Solomon Kane is a perfect example of how technological innovation in cinema benefits not just the filmmaker, but the audience, as well.
Though it has sat on the shelf without sufficient distribution for nearly three years, Solomon Kaneis finally being released to audience,s thanks to the rising popularity of VOD services. A huge coup for indie film fans who may not live near theaters that choose to show smaller titles, VOD is rapidly expanding the audience size for less well-known filmmakers or films that may not have wide appeal. Though it has its problems, Solomon Kane is a welcome break from the mindless drivel that has poured out of Hollywood for years.
At the turn of the 17th century, magic and sorcery rule the land and the Devil’s dark cloud hangs heavy. Unconcerned with these matters, Solomon Kane (James Purefoy) is busy raiding kingdoms and villages for riches, destroying anyone and anything that stands in his way. He is a brutal, unmerciful killer who is willing to put his own men in harm’s way if it means getting what he wants. When he comes face to face with the Devil’s Reaper, Solomon is told his soul has been promised to the Devil. He refuses to be taken to Hell and escapes, taking refuge in a monastery and renouncing his violent and evil life.
A year later, Solomon is told he can no longer stay with the monks and must seek his redemption elsewhere. On his journey, he crosses paths with a pilgrim named William Crowthorn (Pete Postlethwaite) and his family. After a vicious mugging, the Crowthorns take Solomon in and, with the help of William’s daughter, Meredith (Rachel Hurd-Wood), he is able to recuperate. Soon, though, his newfound family is torn apart by a pack of raiders who are doing the bidding for Malachi (Jason Flemyng), a sorcerer who is also the Devil’s servant. When Meredith is captured and the Crowthorns are all slaughtered, Solomon vows to rescue her from the clutches of evil, despite the army of the possessed that is taking over the land.
Writer/director Michael J. Bassett is clearly passionate about his film.

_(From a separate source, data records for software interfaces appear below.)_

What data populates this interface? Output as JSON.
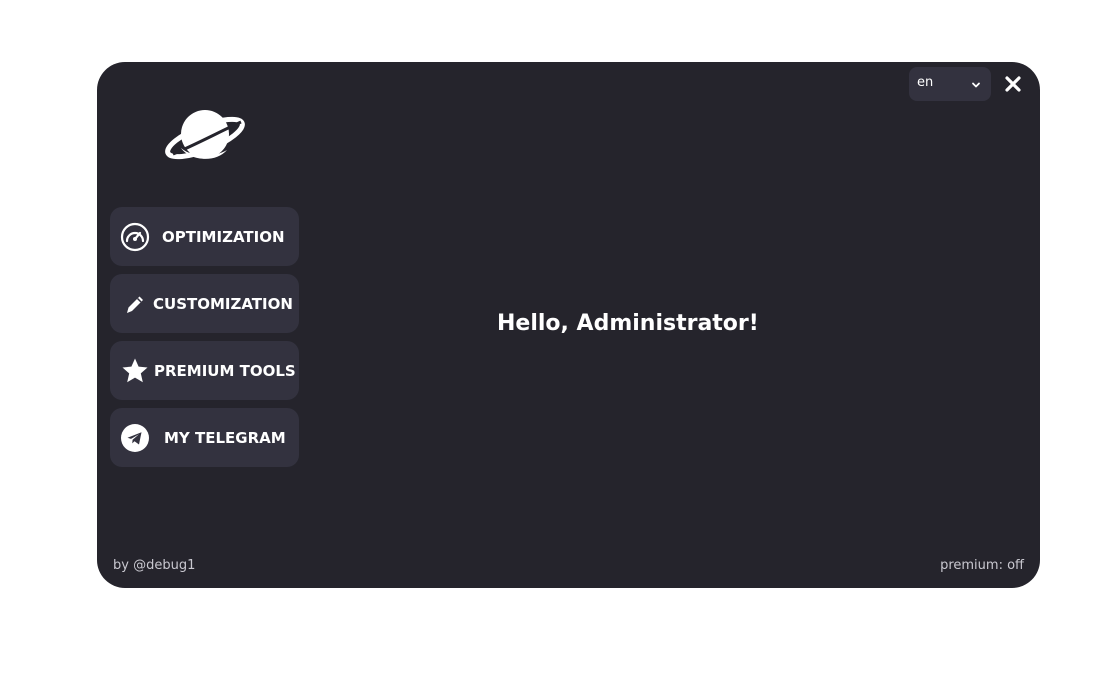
{
  "language": {
    "selected": "en"
  },
  "nav": {
    "items": [
      {
        "label": "OPTIMIZATION",
        "icon": "speedometer-icon"
      },
      {
        "label": "CUSTOMIZATION",
        "icon": "pencil-icon"
      },
      {
        "label": "PREMIUM TOOLS",
        "icon": "star-icon"
      },
      {
        "label": "MY TELEGRAM",
        "icon": "telegram-icon"
      }
    ]
  },
  "main": {
    "greeting": "Hello, Administrator!"
  },
  "footer": {
    "author": "by @debug1",
    "premium_status": "premium: off"
  },
  "colors": {
    "window_bg": "#25242c",
    "button_bg": "#33323f",
    "text": "#ffffff"
  }
}
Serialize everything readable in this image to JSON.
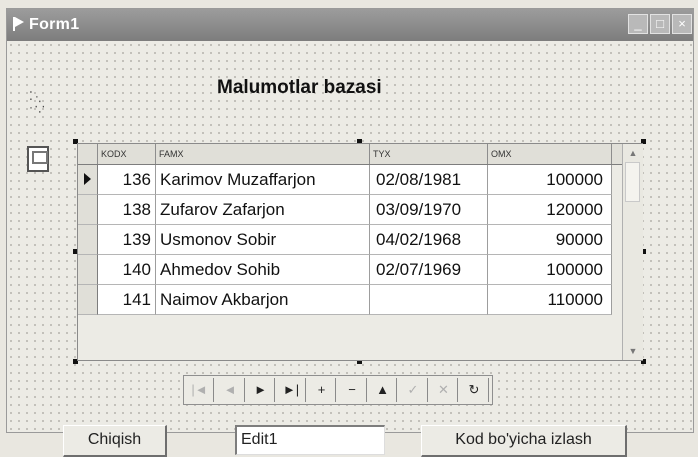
{
  "window": {
    "title": "Form1",
    "minimize_label": "_",
    "maximize_label": "□",
    "close_label": "×"
  },
  "heading": "Malumotlar bazasi",
  "grid": {
    "columns": [
      "KODX",
      "FAMX",
      "TYX",
      "OMX"
    ],
    "rows": [
      {
        "kod": "136",
        "fam": "Karimov Muzaffarjon",
        "tug": "02/08/1981",
        "oy": "100000"
      },
      {
        "kod": "138",
        "fam": "Zufarov Zafarjon",
        "tug": "03/09/1970",
        "oy": "120000"
      },
      {
        "kod": "139",
        "fam": "Usmonov Sobir",
        "tug": "04/02/1968",
        "oy": "90000"
      },
      {
        "kod": "140",
        "fam": "Ahmedov Sohib",
        "tug": "02/07/1969",
        "oy": "100000"
      },
      {
        "kod": "141",
        "fam": "Naimov Akbarjon",
        "tug": "",
        "oy": "110000"
      }
    ]
  },
  "navigator": {
    "buttons": [
      {
        "name": "first",
        "glyph": "|◄",
        "enabled": false
      },
      {
        "name": "prior",
        "glyph": "◄",
        "enabled": false
      },
      {
        "name": "next",
        "glyph": "►",
        "enabled": true
      },
      {
        "name": "last",
        "glyph": "►|",
        "enabled": true
      },
      {
        "name": "insert",
        "glyph": "+",
        "enabled": true
      },
      {
        "name": "delete",
        "glyph": "−",
        "enabled": true
      },
      {
        "name": "edit",
        "glyph": "▲",
        "enabled": true
      },
      {
        "name": "post",
        "glyph": "✓",
        "enabled": false
      },
      {
        "name": "cancel",
        "glyph": "✕",
        "enabled": false
      },
      {
        "name": "refresh",
        "glyph": "↻",
        "enabled": true
      }
    ]
  },
  "buttons": {
    "exit": "Chiqish",
    "search": "Kod bo'yicha izlash"
  },
  "edit": {
    "value": "Edit1"
  }
}
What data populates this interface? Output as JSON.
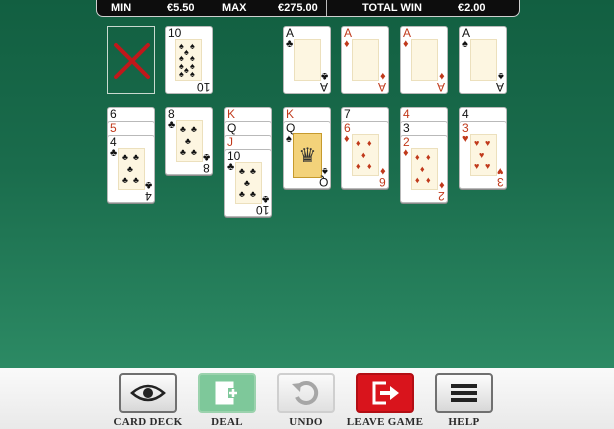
{
  "stats": {
    "min_label": "MIN",
    "min_value": "€5.50",
    "max_label": "MAX",
    "max_value": "€275.00",
    "total_win_label": "TOTAL WIN",
    "total_win_value": "€2.00"
  },
  "stock": {
    "status_icon": "red-x-icon",
    "color": "#c0181b"
  },
  "foundations": [
    {
      "rank": "A",
      "suit": "♣",
      "color": "black"
    },
    {
      "rank": "A",
      "suit": "♦",
      "color": "red"
    },
    {
      "rank": "A",
      "suit": "♦",
      "color": "red"
    },
    {
      "rank": "A",
      "suit": "♠",
      "color": "black"
    }
  ],
  "waste": {
    "rank": "10",
    "suit": "♠",
    "color": "black"
  },
  "tableau": [
    {
      "ranks": [
        "6",
        "5",
        "4"
      ],
      "suits": [
        "♠",
        "♥",
        "♣"
      ],
      "colors": [
        "black",
        "red",
        "black"
      ]
    },
    {
      "ranks": [
        "8"
      ],
      "suits": [
        "♣"
      ],
      "colors": [
        "black"
      ]
    },
    {
      "ranks": [
        "K",
        "Q",
        "J",
        "10"
      ],
      "suits": [
        "♦",
        "♠",
        "♦",
        "♣"
      ],
      "colors": [
        "red",
        "black",
        "red",
        "black"
      ]
    },
    {
      "ranks": [
        "K",
        "Q"
      ],
      "suits": [
        "♠",
        "♠"
      ],
      "colors": [
        "red",
        "black"
      ]
    },
    {
      "ranks": [
        "7",
        "6"
      ],
      "suits": [
        "♠",
        "♦"
      ],
      "colors": [
        "black",
        "red"
      ]
    },
    {
      "ranks": [
        "4",
        "3",
        "2"
      ],
      "suits": [
        "♠",
        "♠",
        "♦"
      ],
      "colors": [
        "red",
        "black",
        "red"
      ]
    },
    {
      "ranks": [
        "4",
        "3"
      ],
      "suits": [
        "♠",
        "♥"
      ],
      "colors": [
        "black",
        "red"
      ]
    }
  ],
  "buttons": [
    {
      "label": "CARD DECK",
      "icon": "eye-icon"
    },
    {
      "label": "DEAL",
      "icon": "deal-card-icon"
    },
    {
      "label": "UNDO",
      "icon": "undo-icon"
    },
    {
      "label": "LEAVE GAME",
      "icon": "exit-arrow-icon"
    },
    {
      "label": "HELP",
      "icon": "menu-icon"
    }
  ],
  "colors": {
    "felt": "#1a6c4c",
    "deal_button": "#7ec89a",
    "leave_button": "#d9141c",
    "card_red": "#c0391b"
  }
}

Despite a budget that is likely a quarter of most Hollywood blockbusters, Solomon Kane manages to tell an engaging story with a very layered mythology while also being visually impressive. When you watch The Avengers, there is no question Joss Whedon is having a blast making the movie he has wanted to make since he was a child. The same enthusiasm comes across in Bassett’s film, though his financial constraints mean the visual effects are greatly inferior and severely limited.
Bassett overcomes these limitations by opting for as many practical effects as possible, a decision that actually enhances the film’s impact on the viewing experience. No amount of makeup or prosthetics can make a 50-foot tall creature of the Devil convincing, so CGI (however poor) is necessary. But everything else in Solomon Kane, from Malachi’s incredibly detailed visage to the raiders’ soulless appearances, is handled with old-school approaches that have worked for filmmakers for nearly 100 years.
In addition to the wonderful production design, Bassett and cinematographer Dan Laustsen beautifully capture the world of the film with sweeping shots and creative movement. In a film that is heavy with action, mostly well-choreographed sword fights, it is necessary to show as much of the character interaction as possible. Bassett eschews the quick-cutting, frenetic style that is so popular with directors and editors these days, and instead chooses to sufficiently distance the camera from the fights so as to include as much fore- and background action as possible. Bassett also steps out of the typically bland box of action movies directors and actually puts thought and meaning behind his use of cinematography, never showing off but never being complacent.
Solomon Kane is a perfect example of how technological innovation in cinema benefits not just the filmmaker, but the audience, as well. Without VOD, viewers probably would not be able to watch a unique and highly stylized film like Solomon Kane, which would be a shame, because Bassett’s love for his work comes clearly comes across, and that is something rarely seen in mainstream movies. | Matthew Newlin